Member management software can help automate many daily tasks, allowing you to focus on major issues like marketing. You may just rediscover the joys and value in being able to shift some of your focus to marketing.

Putting Your New Membership Value Proposition to Work

Once you have created your member value proposition, it is time to put it into action. Use your value proposition on the following:

  • Your Website
  • In Your Membership Agreement
  • On Printed Materials and Brochures
  • Place it on Social Media
  • Include it in Your Newsletter
  • Post it in Emails

Keeping your organization on pace and even ahead of the game in marketing and technology can pay big dividends. It demonstrates your organization is progressive, responsive, and in touch.

This can be shown by the use of a well-crafted membership value proposition. It can also be shown through the use of advanced technology, like a membership management system.

MemberClicks is a complete, robust system for efficiently managing membership, dues, benefits, website content, volunteers, events, and more. It can simplify updates, like adding a member value proposition, easily.

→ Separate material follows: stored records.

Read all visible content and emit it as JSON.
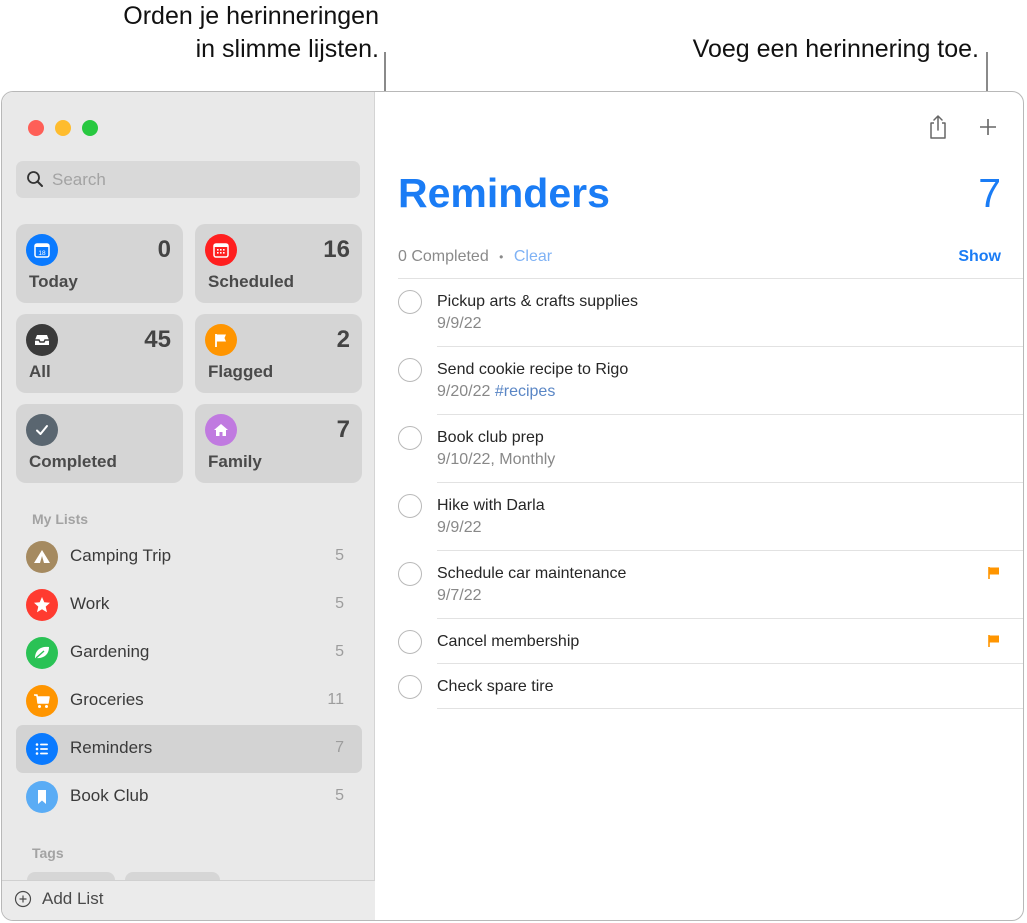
{
  "callouts": {
    "left_line1": "Orden je herinneringen",
    "left_line2": "in slimme lijsten.",
    "right": "Voeg een herinnering toe."
  },
  "window_controls": [
    {
      "name": "close",
      "color": "#fe5f57"
    },
    {
      "name": "minimize",
      "color": "#febc2e"
    },
    {
      "name": "zoom",
      "color": "#28c840"
    }
  ],
  "sidebar": {
    "search": {
      "placeholder": "Search",
      "value": ""
    },
    "smart_lists": [
      {
        "label": "Today",
        "count": "0",
        "icon": "calendar-today-icon",
        "color": "#0a7aff"
      },
      {
        "label": "Scheduled",
        "count": "16",
        "icon": "calendar-grid-icon",
        "color": "#ff1f1f"
      },
      {
        "label": "All",
        "count": "45",
        "icon": "tray-icon",
        "color": "#3a3a3a"
      },
      {
        "label": "Flagged",
        "count": "2",
        "icon": "flag-icon",
        "color": "#ff9500"
      },
      {
        "label": "Completed",
        "count": "",
        "icon": "checkmark-icon",
        "color": "#5a6670"
      },
      {
        "label": "Family",
        "count": "7",
        "icon": "house-icon",
        "color": "#c07ae0"
      }
    ],
    "my_lists_title": "My Lists",
    "my_lists": [
      {
        "label": "Camping Trip",
        "count": "5",
        "icon": "tent-icon",
        "color": "#a58a60",
        "selected": false
      },
      {
        "label": "Work",
        "count": "5",
        "icon": "star-icon",
        "color": "#ff3b30",
        "selected": false
      },
      {
        "label": "Gardening",
        "count": "5",
        "icon": "leaf-icon",
        "color": "#2ac255",
        "selected": false
      },
      {
        "label": "Groceries",
        "count": "11",
        "icon": "cart-icon",
        "color": "#ff9500",
        "selected": false
      },
      {
        "label": "Reminders",
        "count": "7",
        "icon": "list-bullet-icon",
        "color": "#0a7aff",
        "selected": true
      },
      {
        "label": "Book Club",
        "count": "5",
        "icon": "bookmark-icon",
        "color": "#5aacf5",
        "selected": false
      }
    ],
    "tags_title": "Tags",
    "add_list_label": "Add List"
  },
  "main": {
    "title": "Reminders",
    "count": "7",
    "completed_text": "0 Completed",
    "separator": "•",
    "clear_label": "Clear",
    "show_label": "Show",
    "accent_color": "#1a7cf5",
    "reminders": [
      {
        "title": "Pickup arts & crafts supplies",
        "subtitle": "9/9/22",
        "tag": "",
        "flagged": false
      },
      {
        "title": "Send cookie recipe to Rigo",
        "subtitle": "9/20/22",
        "tag": "#recipes",
        "flagged": false
      },
      {
        "title": "Book club prep",
        "subtitle": "9/10/22, Monthly",
        "tag": "",
        "flagged": false
      },
      {
        "title": "Hike with Darla",
        "subtitle": "9/9/22",
        "tag": "",
        "flagged": false
      },
      {
        "title": "Schedule car maintenance",
        "subtitle": "9/7/22",
        "tag": "",
        "flagged": true
      },
      {
        "title": "Cancel membership",
        "subtitle": "",
        "tag": "",
        "flagged": true
      },
      {
        "title": "Check spare tire",
        "subtitle": "",
        "tag": "",
        "flagged": false
      }
    ]
  }
}
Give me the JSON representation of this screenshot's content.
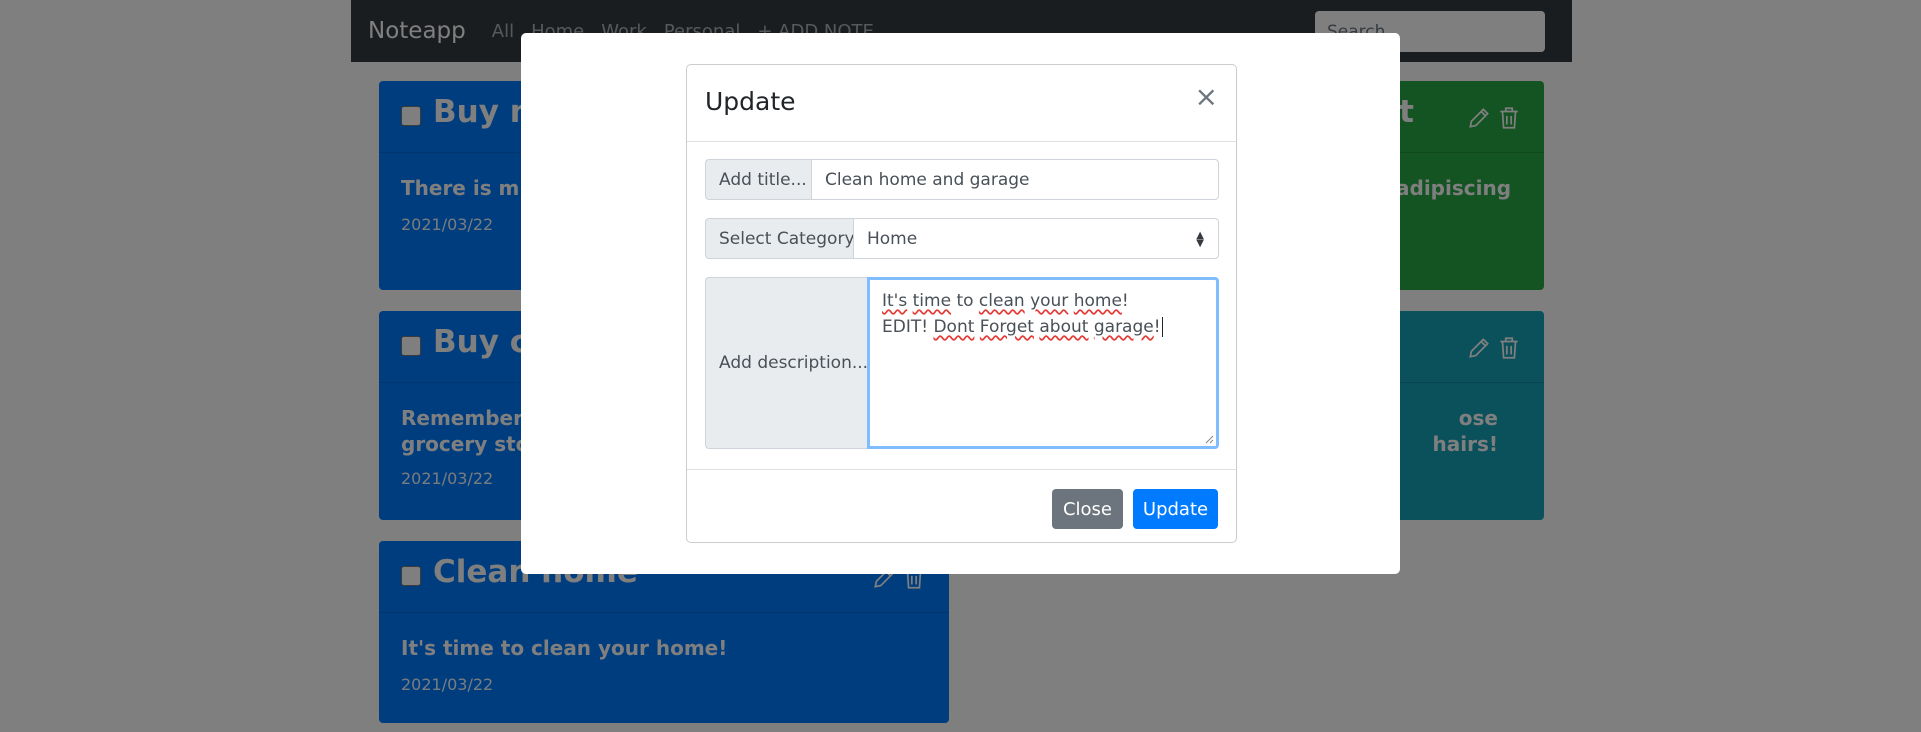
{
  "navbar": {
    "brand": "Noteapp",
    "links": [
      "All",
      "Home",
      "Work",
      "Personal",
      "+ ADD NOTE"
    ],
    "search_placeholder": "Search"
  },
  "notes": [
    {
      "title": "Buy m",
      "text": "There is mill",
      "date": "2021/03/22",
      "color": "#007bff"
    },
    {
      "title": "Buy ch",
      "text": "Remember t\ngrocery stor",
      "date": "2021/03/22",
      "color": "#007bff"
    },
    {
      "title": "Clean home",
      "text": "It's time to clean your home!",
      "date": "2021/03/22",
      "color": "#007bff"
    },
    {
      "title": "t",
      "text": "adipiscing",
      "color": "#28a745"
    },
    {
      "title": "",
      "text": "ose hairs!",
      "color": "#17a2b8"
    }
  ],
  "modal": {
    "title": "Update",
    "close_glyph": "×",
    "title_label": "Add title...",
    "title_value": "Clean home and garage",
    "category_label": "Select Category",
    "category_value": "Home",
    "description_label": "Add description...",
    "description_line1_parts": [
      "It's",
      " ",
      "time",
      " to ",
      "clean",
      " ",
      "your",
      " ",
      "home",
      "!"
    ],
    "description_line2_parts": [
      "EDIT! ",
      "Dont",
      " ",
      "Forget",
      " ",
      "about",
      " ",
      "garage",
      "!"
    ],
    "close_button": "Close",
    "update_button": "Update"
  },
  "icons": {
    "edit": "pencil-icon",
    "delete": "trash-icon"
  },
  "colors": {
    "primary": "#007bff",
    "secondary": "#6c757d",
    "navbar": "#343a40",
    "focus": "#80bdff"
  }
}
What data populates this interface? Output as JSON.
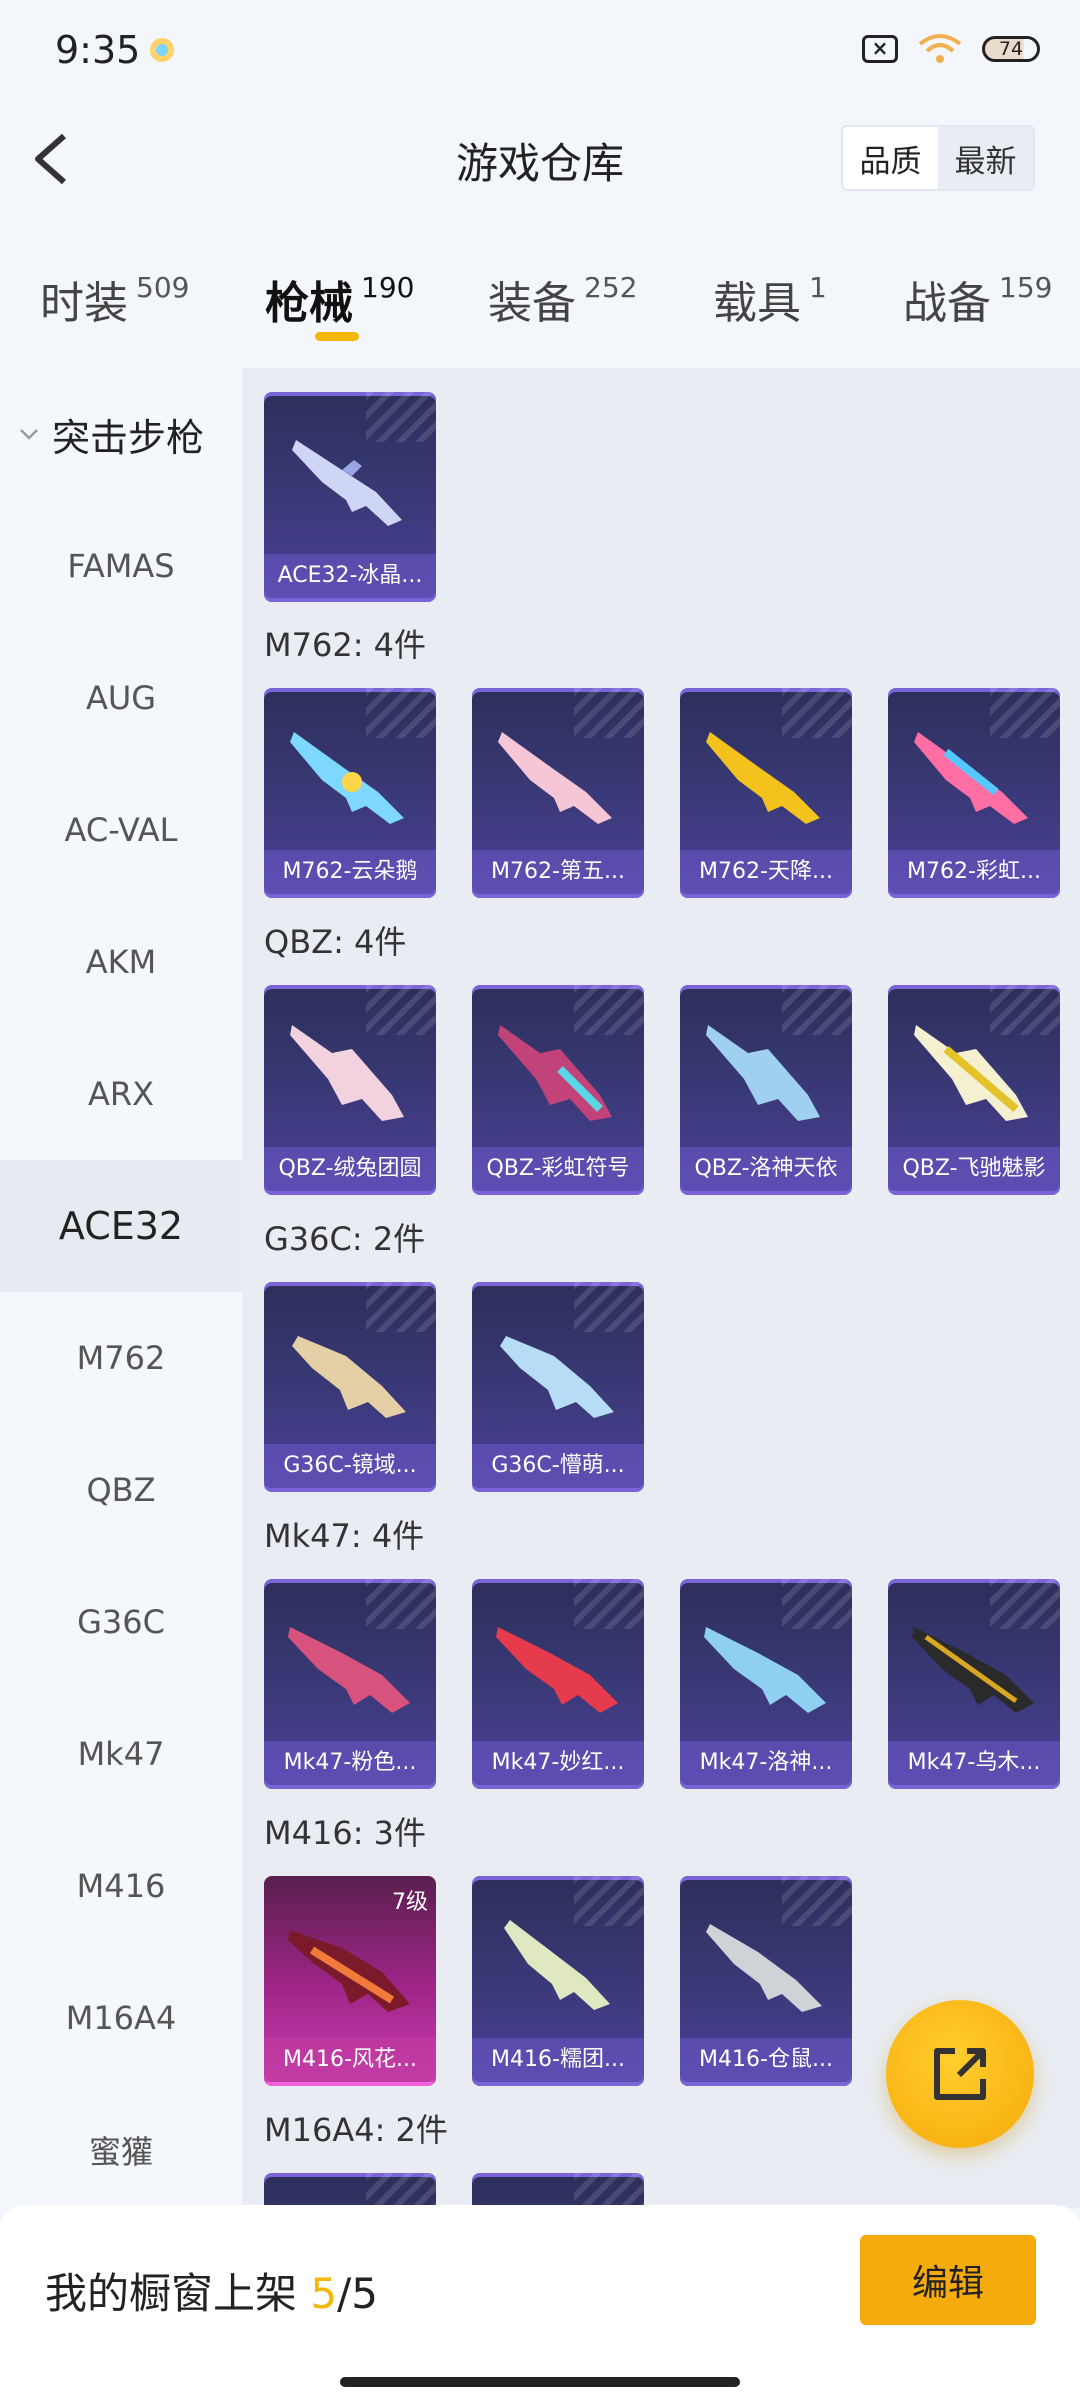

Learn more about MemberClicks and how it can improve efficiency in your organization. Take a test drive with a free trial today.

Free Member Retention Guide

Ready to retain members and keep them coming back forever and ever? This guide will teach you everything you need to know about member retention. We cover all the basics, like the first steps to member retention and how to map out your member journey. From there, we dive a bit deeper into retention tips.